In all, 36 odd NGOs, including a couple of local ones, were involved in reconstruction and relief. Some of them like WWF and Save the Children Foundation did good relief work. Other contributed, in total, about 25 houses in various areas of Leh. But most of the NGOs who tendered their claims of reconstruction through media initially were either seen nowhere or reduced their targets to just few houses from few hundred. Question arises, even if only few local and non-local NGOs are performing well in Leh and rest not then why to worry for the non performing as it is a national phenomenon? The answer is quite complex. Working of NGOs in Leh area has become a culture and their number is just on a progression. Some NGOs perform well others don’t. Which do not perform, are not a real concern for people as such, but NGOs which perform become trust-builders in the area. People have faith in them and their deeds. Here is the point where worries are heaped. Once you have a couple of good NGOs around, you get to trust the visiting NGOs too, and that may be a serious threat to the local people of this isolated civilisation having a rich culture and tradition apart from having a very tough life. To elaborate, a Jammu-based NGO adopted 25 children of flood affected area Choglamsar. It came to notice when their parents approached our office for seeking certificates to the effect that children belong to flood affected families. Upon enquiry it was told that children are already taken by NGO to Jammu and are well settles in hostel, and admission being done in a top boarding school. I called up few friends in Jammu to ascertain, the feedback was quite disappointing, children were put in people’s houses for work and study, no hostel and boarding school, and the organisation was involved in conversion activities. Shocked over this, I took up the matter with Jammu District Magistrate, who upon enquiry found the children in shambles and a criminal background of organisation; later police arrested its office bearers and rescued the children. Ironically, back home in Leh, people didn’t buy our argument instead they were satisfied about the plight of children. Such was the trust in NGOs which was shaken only after the rescue clips were shown on a television news channel. Later the children were brought back and National Disaster Management Authority was requested to provide hostel building for them in Leh, which was readily done within two weeks. And we also sought support from various institutions and credible NGOs for their education.

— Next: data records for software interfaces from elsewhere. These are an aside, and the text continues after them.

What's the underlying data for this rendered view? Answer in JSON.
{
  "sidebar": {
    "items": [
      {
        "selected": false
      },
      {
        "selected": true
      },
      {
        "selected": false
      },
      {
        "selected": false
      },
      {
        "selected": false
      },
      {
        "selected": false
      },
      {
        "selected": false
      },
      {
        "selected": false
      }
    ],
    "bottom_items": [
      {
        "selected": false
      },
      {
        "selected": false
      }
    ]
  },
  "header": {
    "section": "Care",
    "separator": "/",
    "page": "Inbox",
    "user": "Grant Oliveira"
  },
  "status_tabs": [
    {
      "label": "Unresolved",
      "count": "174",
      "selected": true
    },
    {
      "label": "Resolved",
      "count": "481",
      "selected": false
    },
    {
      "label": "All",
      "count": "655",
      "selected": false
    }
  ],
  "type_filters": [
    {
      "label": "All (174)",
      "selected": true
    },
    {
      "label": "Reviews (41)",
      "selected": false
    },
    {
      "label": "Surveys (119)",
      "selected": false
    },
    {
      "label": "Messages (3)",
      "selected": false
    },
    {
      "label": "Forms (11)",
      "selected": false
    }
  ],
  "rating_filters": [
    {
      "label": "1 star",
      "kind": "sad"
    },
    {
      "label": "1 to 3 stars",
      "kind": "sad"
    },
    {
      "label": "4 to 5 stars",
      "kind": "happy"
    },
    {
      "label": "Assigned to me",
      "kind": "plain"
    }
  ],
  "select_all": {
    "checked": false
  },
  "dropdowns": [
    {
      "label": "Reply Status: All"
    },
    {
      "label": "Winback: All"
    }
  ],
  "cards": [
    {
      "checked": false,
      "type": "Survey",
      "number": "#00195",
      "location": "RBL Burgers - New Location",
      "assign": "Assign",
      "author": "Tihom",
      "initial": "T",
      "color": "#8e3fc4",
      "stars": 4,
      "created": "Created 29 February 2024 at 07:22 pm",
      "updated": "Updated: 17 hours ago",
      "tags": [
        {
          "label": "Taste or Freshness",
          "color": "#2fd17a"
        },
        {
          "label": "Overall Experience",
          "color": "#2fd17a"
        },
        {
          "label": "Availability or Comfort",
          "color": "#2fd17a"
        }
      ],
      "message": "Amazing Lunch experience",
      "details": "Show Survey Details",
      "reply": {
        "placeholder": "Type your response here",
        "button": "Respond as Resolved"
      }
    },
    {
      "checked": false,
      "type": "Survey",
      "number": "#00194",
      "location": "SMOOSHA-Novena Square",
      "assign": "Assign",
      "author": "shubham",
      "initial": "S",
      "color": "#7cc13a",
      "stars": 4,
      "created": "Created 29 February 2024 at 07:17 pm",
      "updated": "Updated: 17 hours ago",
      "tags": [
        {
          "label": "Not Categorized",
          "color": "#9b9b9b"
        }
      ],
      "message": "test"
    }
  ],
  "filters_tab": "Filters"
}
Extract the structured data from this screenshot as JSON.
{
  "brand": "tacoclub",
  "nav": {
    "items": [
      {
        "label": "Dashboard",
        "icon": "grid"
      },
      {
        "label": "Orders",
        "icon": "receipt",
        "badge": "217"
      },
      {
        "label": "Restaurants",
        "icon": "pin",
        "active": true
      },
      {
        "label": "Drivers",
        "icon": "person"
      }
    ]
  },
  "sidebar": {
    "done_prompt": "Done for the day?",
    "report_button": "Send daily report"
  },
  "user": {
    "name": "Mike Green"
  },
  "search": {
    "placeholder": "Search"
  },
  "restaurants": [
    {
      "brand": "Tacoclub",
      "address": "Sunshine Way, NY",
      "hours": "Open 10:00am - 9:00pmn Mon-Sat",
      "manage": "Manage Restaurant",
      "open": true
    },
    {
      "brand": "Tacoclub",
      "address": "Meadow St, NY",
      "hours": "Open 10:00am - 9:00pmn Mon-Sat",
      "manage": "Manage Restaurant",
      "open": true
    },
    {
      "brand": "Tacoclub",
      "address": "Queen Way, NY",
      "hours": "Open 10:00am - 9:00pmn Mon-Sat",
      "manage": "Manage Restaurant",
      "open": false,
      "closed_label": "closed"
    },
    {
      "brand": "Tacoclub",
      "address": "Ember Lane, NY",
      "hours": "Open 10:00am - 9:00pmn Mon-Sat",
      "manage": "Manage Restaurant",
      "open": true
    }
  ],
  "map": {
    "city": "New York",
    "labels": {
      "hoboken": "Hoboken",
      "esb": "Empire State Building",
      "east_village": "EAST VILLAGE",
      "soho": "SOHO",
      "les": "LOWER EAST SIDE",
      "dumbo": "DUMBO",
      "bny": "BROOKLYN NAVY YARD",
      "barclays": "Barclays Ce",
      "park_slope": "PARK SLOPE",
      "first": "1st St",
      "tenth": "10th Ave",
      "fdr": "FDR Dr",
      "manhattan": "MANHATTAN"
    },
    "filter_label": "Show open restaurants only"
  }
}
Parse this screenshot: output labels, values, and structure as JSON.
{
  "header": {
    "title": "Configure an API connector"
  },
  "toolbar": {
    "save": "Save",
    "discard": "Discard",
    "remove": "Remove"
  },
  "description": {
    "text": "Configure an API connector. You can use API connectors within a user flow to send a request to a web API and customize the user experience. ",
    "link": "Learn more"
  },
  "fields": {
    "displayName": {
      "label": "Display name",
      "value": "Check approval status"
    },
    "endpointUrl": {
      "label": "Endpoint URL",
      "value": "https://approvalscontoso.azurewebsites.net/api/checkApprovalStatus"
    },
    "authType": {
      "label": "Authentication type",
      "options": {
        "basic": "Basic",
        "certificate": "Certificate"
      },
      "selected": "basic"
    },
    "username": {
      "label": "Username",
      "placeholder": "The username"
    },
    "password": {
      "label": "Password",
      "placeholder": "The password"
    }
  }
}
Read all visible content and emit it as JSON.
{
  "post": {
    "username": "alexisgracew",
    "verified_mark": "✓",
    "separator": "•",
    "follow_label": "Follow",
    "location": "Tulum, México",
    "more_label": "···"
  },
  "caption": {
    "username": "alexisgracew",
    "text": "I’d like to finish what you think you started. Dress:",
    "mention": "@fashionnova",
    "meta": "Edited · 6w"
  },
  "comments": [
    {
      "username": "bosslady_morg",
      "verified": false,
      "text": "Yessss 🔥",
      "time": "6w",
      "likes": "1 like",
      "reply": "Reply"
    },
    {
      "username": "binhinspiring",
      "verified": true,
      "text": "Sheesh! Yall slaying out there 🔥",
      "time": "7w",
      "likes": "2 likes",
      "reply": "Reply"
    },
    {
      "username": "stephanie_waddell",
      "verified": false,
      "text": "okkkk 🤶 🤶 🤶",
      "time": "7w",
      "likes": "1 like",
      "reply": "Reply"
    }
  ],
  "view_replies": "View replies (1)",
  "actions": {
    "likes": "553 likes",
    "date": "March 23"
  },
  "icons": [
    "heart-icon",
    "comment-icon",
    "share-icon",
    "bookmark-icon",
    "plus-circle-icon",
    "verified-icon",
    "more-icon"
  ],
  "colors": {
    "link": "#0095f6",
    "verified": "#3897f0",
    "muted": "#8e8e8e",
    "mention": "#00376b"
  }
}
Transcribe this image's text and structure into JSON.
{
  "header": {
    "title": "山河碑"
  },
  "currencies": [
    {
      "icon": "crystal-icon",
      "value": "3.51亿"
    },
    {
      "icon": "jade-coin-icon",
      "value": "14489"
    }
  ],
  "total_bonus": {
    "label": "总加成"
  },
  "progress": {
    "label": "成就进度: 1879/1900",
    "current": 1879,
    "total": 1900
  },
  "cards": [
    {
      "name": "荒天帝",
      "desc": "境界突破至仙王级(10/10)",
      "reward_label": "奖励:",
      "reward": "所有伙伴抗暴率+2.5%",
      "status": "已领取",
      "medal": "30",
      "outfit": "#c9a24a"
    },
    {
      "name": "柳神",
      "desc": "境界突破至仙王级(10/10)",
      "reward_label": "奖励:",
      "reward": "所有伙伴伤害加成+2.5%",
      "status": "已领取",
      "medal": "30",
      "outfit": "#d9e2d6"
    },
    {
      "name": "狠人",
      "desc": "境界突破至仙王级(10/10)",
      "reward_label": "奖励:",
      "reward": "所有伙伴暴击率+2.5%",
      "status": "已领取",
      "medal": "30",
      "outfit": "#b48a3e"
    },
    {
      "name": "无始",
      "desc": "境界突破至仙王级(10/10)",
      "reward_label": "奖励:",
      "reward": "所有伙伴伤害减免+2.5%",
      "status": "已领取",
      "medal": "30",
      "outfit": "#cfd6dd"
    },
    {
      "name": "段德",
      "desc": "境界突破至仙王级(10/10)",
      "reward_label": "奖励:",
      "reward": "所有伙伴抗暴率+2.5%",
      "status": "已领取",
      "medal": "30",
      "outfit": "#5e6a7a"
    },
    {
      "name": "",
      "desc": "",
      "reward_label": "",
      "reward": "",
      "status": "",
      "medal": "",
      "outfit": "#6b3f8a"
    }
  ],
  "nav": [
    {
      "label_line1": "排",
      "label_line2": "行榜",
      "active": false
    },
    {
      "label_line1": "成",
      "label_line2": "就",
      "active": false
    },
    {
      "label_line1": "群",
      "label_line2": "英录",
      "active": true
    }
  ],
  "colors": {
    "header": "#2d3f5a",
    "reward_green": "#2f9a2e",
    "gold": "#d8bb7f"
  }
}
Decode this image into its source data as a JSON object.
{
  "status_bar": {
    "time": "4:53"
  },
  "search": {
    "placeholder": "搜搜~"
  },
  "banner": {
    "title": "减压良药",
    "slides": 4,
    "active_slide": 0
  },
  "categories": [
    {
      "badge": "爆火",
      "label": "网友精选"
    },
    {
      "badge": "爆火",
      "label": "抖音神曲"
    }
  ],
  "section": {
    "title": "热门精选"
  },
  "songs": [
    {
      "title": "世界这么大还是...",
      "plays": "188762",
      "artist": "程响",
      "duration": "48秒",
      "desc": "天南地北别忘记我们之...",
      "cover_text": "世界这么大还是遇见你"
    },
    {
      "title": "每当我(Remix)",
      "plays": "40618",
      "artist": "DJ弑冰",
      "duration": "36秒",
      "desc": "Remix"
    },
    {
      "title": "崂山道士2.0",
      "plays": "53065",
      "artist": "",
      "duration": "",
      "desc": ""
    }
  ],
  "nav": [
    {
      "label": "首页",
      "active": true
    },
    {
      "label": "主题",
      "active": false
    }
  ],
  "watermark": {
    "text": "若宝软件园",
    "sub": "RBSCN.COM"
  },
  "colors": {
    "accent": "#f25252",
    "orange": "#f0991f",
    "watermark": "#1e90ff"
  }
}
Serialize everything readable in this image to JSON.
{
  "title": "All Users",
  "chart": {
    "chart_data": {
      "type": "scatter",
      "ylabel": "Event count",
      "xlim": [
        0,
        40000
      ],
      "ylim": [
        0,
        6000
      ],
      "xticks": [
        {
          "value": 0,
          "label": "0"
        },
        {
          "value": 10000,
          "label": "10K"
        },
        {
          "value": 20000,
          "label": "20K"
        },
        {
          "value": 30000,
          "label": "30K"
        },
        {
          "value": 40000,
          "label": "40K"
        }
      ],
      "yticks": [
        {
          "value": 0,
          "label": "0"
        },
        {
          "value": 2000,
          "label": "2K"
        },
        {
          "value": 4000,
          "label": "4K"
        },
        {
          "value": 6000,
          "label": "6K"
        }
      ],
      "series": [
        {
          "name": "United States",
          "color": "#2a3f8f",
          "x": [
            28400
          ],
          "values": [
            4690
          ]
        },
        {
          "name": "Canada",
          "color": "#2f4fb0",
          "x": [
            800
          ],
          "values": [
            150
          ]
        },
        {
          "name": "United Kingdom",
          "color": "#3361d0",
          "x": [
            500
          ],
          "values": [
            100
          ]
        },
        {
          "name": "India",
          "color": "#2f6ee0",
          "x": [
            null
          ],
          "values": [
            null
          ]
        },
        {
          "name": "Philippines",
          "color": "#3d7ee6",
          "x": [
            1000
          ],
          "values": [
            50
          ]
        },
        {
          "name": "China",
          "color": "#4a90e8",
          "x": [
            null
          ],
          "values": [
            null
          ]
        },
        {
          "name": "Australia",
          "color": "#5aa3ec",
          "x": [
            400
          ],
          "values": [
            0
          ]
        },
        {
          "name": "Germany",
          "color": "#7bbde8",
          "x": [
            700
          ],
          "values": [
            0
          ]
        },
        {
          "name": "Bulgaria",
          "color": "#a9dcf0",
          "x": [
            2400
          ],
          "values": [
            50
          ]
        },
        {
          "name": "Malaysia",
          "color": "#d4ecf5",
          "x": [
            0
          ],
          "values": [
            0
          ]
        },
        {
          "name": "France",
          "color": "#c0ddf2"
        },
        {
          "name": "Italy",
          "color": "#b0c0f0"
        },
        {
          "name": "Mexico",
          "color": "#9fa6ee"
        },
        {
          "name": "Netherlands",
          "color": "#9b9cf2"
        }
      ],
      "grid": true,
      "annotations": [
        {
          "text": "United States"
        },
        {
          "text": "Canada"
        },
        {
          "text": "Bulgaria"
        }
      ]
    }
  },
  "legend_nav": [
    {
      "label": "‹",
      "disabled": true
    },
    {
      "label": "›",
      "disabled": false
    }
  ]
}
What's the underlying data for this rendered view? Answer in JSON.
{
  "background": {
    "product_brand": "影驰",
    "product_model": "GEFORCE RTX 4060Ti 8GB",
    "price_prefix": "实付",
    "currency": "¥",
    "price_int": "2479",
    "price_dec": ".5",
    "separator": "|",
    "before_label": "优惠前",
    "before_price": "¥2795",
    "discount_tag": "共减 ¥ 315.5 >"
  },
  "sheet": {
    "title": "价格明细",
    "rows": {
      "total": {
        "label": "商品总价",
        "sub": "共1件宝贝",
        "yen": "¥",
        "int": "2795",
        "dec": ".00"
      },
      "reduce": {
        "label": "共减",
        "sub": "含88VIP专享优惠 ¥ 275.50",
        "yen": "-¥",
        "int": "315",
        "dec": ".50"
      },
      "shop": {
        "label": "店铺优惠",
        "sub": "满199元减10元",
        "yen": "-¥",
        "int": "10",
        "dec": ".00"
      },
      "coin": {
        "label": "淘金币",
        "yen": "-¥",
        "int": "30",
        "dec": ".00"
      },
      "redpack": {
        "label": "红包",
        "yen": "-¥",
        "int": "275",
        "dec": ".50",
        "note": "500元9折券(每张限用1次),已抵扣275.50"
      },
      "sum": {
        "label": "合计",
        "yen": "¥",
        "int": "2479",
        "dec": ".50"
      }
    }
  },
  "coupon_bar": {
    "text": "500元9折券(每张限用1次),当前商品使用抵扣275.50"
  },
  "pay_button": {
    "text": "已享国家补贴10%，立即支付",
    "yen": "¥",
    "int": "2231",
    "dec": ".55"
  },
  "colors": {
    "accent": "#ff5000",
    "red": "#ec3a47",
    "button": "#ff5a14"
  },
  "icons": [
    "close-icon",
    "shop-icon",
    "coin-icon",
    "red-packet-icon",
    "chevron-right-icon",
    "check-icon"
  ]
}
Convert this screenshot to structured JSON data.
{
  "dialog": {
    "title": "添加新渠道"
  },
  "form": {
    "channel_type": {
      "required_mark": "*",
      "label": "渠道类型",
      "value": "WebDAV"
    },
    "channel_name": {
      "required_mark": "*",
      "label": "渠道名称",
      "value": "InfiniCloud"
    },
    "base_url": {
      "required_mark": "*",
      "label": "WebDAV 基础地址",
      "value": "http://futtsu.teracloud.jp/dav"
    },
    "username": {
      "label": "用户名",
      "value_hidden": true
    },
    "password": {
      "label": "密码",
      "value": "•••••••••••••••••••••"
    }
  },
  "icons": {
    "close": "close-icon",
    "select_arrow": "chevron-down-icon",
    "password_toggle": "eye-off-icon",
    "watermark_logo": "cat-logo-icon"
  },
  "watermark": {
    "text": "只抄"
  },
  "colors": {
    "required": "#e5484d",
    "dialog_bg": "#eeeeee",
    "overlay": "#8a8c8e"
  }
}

The NGOs are termed as activists, pro-people, predevelopment, development-oriented, participation and so on. And they are, in many cases. But majority I came across in Leh are otherwise. So there is an urgent need to have a check on mushrooming growth of fake NGOs. Moreover, there should be a regulatory mechanism, which may be a self-regulation code among an amalgam of NGOs working in an area. Misleading NGOs must be under a scanner to ensure that credibility of genuine ones is not put into question unnecessarily. If timely checks are not put in place, the present trends are bound to turn ugly with passage of time. Onus is on one and all, the government functionaries, NGOs themselves and above all, the people.